Presented as an encyclopedia/dictionary of terms, ideas, celebrations, rituals this is a massive handbook for those who follow her path. It is in five parts, and each section covers elements of the Craft and discusses them in modern terms. I want to emphasize that that material is from Ravenwolf's Tradition and represents her version of the Craft. For example, "cakes and ale" are described as "communion" and Angels are "spirit guides". All the material echoes her previous works and is meant for the individual who follows this particular path.

The material is in five sections covering 'Shadows of Religion & Mystery', 'Shadows of Objects and Tools', 'Shadows of Expertise & Proficiency', 'Shadows of Magick & Enchantment' and 'Shadows of Magick and Real Life,' arranged like an encyclopedia, with articles in alphabetic order. This makes the book hard to read as a whole and harder to review.

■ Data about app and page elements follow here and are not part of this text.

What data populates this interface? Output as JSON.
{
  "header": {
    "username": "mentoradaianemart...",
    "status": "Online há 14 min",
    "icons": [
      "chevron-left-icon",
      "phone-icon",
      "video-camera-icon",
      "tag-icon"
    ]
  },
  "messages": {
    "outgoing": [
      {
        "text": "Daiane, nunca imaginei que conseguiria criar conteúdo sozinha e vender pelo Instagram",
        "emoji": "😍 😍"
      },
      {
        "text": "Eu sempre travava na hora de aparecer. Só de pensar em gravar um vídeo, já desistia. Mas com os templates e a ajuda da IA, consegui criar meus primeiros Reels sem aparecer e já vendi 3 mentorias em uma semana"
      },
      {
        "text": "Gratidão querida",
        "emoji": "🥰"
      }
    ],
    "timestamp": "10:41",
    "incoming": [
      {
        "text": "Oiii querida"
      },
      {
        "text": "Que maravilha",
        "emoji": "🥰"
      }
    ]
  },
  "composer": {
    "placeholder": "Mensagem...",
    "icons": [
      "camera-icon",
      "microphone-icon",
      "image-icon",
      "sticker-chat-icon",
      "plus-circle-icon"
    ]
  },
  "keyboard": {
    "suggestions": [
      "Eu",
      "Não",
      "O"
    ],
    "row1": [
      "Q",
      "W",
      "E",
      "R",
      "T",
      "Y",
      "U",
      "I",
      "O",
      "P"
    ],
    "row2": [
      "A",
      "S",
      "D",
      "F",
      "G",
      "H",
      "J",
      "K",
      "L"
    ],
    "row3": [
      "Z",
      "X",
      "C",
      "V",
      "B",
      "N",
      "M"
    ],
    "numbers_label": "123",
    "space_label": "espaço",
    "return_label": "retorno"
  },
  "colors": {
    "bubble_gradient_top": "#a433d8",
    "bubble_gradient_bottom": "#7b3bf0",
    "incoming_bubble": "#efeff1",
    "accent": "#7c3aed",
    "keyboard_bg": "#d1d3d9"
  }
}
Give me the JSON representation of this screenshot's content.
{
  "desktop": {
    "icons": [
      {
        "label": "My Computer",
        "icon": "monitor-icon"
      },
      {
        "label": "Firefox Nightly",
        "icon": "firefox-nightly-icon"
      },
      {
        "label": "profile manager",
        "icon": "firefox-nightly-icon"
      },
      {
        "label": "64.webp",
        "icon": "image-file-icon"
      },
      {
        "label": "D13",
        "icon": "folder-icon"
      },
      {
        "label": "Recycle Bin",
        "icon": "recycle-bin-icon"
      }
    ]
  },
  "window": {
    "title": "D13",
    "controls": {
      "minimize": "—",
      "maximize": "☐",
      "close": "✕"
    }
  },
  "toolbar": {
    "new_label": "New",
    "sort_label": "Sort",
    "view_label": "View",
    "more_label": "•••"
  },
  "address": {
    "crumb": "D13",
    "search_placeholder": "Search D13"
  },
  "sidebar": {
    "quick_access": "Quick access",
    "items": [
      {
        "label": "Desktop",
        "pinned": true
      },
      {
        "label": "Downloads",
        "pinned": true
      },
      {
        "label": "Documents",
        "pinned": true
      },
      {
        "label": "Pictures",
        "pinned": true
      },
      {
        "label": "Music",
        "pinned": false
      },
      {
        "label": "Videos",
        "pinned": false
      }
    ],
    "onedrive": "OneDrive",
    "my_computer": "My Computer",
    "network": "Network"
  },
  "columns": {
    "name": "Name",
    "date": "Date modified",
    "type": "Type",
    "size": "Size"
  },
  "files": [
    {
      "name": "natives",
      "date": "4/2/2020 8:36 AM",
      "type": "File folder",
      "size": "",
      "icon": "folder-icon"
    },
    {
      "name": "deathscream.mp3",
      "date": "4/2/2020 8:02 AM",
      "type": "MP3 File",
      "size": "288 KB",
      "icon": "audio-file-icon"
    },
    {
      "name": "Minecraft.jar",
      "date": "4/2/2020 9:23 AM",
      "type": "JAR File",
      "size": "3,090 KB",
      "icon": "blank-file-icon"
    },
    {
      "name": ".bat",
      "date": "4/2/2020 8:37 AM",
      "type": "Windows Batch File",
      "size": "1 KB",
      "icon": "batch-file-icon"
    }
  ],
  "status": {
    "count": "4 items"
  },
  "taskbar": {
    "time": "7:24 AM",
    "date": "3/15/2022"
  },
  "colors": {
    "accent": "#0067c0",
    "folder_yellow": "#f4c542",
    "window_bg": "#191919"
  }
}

Overall the book serves as a more than adequate introduction to occult topics, but even the more detailed articles are barely an introduction to often complex fields of study. Some of the information given seems out of context and oddly presented. Some is less correct than it could be, although I didn’t find anything that was out and out wrong.

Interestingly, although this magical encyclopedia is aimed at young, solitary Neo-Wiccans it isn’t until the final section that this focus comes through. This section deals with applying magick to real life and many of the situations presented are aimed at teens and college students. To RavenWolf’s credit, she is very good at pointing out that the solution to many problems require mundane action as well as magick -- something many people entranced with the idea of doing magick tend to forget. For example, the best "spell" to prevent suicide is pick up the phone and call a suicide hot line. More of the author's "Mama Silver" voice comes through in this section, but she doesn't seem to be talking down to her audience quite as much here as in some of her other books.

Solitary Witch: The Ultimate Book of Shadows for the New Generation is a fair book on Neo-Wicca, but does very well at being a "young adult's encyclopedia of the occult, magick, and spellcraft."

~ review by Lisa Mc Sherry

Author:  Silver RavenWolf
Llewellyn Publications, 2003
pp. 590, $19.95